Assigned task:
Whatever pictures appear, omit them, and repeat the data below exactly.

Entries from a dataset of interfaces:

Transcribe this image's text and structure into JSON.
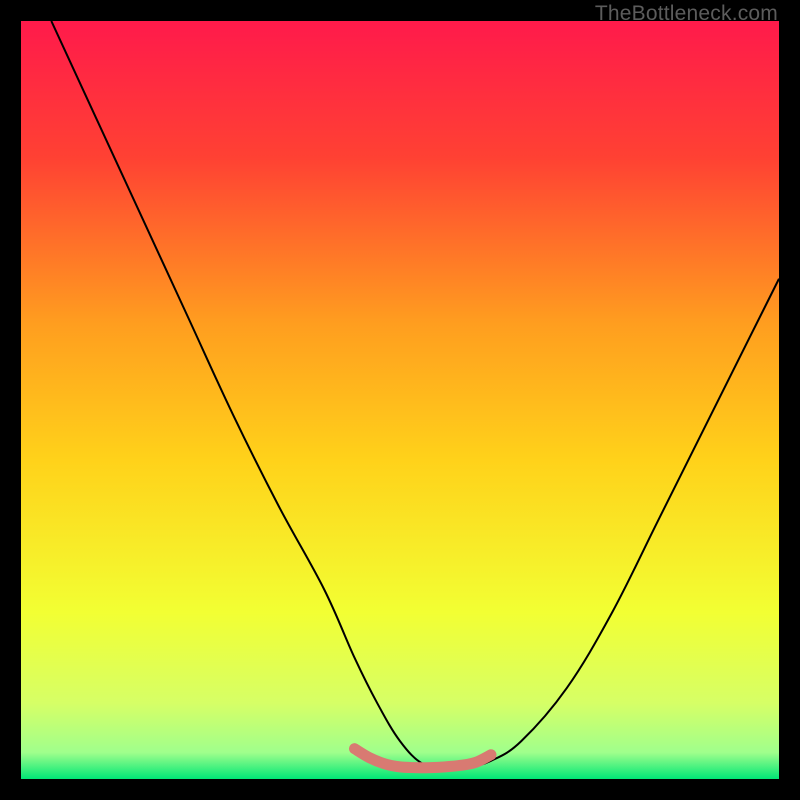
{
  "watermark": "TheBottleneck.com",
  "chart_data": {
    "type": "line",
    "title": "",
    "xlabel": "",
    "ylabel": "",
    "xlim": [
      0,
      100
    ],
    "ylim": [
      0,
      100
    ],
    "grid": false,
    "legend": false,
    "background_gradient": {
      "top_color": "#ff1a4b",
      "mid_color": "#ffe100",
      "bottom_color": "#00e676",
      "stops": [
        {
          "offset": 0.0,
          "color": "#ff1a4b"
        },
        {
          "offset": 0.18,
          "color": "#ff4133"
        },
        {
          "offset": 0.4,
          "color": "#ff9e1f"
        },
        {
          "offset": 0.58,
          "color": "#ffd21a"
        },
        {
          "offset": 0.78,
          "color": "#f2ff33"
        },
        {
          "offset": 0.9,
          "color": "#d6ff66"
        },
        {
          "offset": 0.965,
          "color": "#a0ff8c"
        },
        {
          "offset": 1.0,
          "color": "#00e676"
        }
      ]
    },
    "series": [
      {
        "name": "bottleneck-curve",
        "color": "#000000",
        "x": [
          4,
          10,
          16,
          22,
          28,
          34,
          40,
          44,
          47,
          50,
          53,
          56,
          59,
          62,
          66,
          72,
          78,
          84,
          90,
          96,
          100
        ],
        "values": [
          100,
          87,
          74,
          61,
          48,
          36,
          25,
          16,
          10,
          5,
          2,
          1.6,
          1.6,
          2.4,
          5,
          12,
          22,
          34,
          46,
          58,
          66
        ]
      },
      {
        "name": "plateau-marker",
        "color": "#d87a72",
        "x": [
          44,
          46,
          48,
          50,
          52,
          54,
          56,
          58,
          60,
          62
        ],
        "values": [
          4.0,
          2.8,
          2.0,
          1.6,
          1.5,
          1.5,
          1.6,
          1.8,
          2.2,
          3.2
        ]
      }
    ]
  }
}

Answer space:
Transcribe this image's text and structure into JSON.
{
  "watermark": "TheBottleneck.com",
  "chart_data": {
    "type": "line",
    "title": "",
    "xlabel": "",
    "ylabel": "",
    "xlim": [
      0,
      100
    ],
    "ylim": [
      0,
      100
    ],
    "grid": false,
    "legend": false,
    "background_gradient": {
      "top_color": "#ff1a4b",
      "mid_color": "#ffe100",
      "bottom_color": "#00e676",
      "stops": [
        {
          "offset": 0.0,
          "color": "#ff1a4b"
        },
        {
          "offset": 0.18,
          "color": "#ff4133"
        },
        {
          "offset": 0.4,
          "color": "#ff9e1f"
        },
        {
          "offset": 0.58,
          "color": "#ffd21a"
        },
        {
          "offset": 0.78,
          "color": "#f2ff33"
        },
        {
          "offset": 0.9,
          "color": "#d6ff66"
        },
        {
          "offset": 0.965,
          "color": "#a0ff8c"
        },
        {
          "offset": 1.0,
          "color": "#00e676"
        }
      ]
    },
    "series": [
      {
        "name": "bottleneck-curve",
        "color": "#000000",
        "x": [
          4,
          10,
          16,
          22,
          28,
          34,
          40,
          44,
          47,
          50,
          53,
          56,
          59,
          62,
          66,
          72,
          78,
          84,
          90,
          96,
          100
        ],
        "values": [
          100,
          87,
          74,
          61,
          48,
          36,
          25,
          16,
          10,
          5,
          2,
          1.6,
          1.6,
          2.4,
          5,
          12,
          22,
          34,
          46,
          58,
          66
        ]
      },
      {
        "name": "plateau-marker",
        "color": "#d87a72",
        "x": [
          44,
          46,
          48,
          50,
          52,
          54,
          56,
          58,
          60,
          62
        ],
        "values": [
          4.0,
          2.8,
          2.0,
          1.6,
          1.5,
          1.5,
          1.6,
          1.8,
          2.2,
          3.2
        ]
      }
    ]
  }
}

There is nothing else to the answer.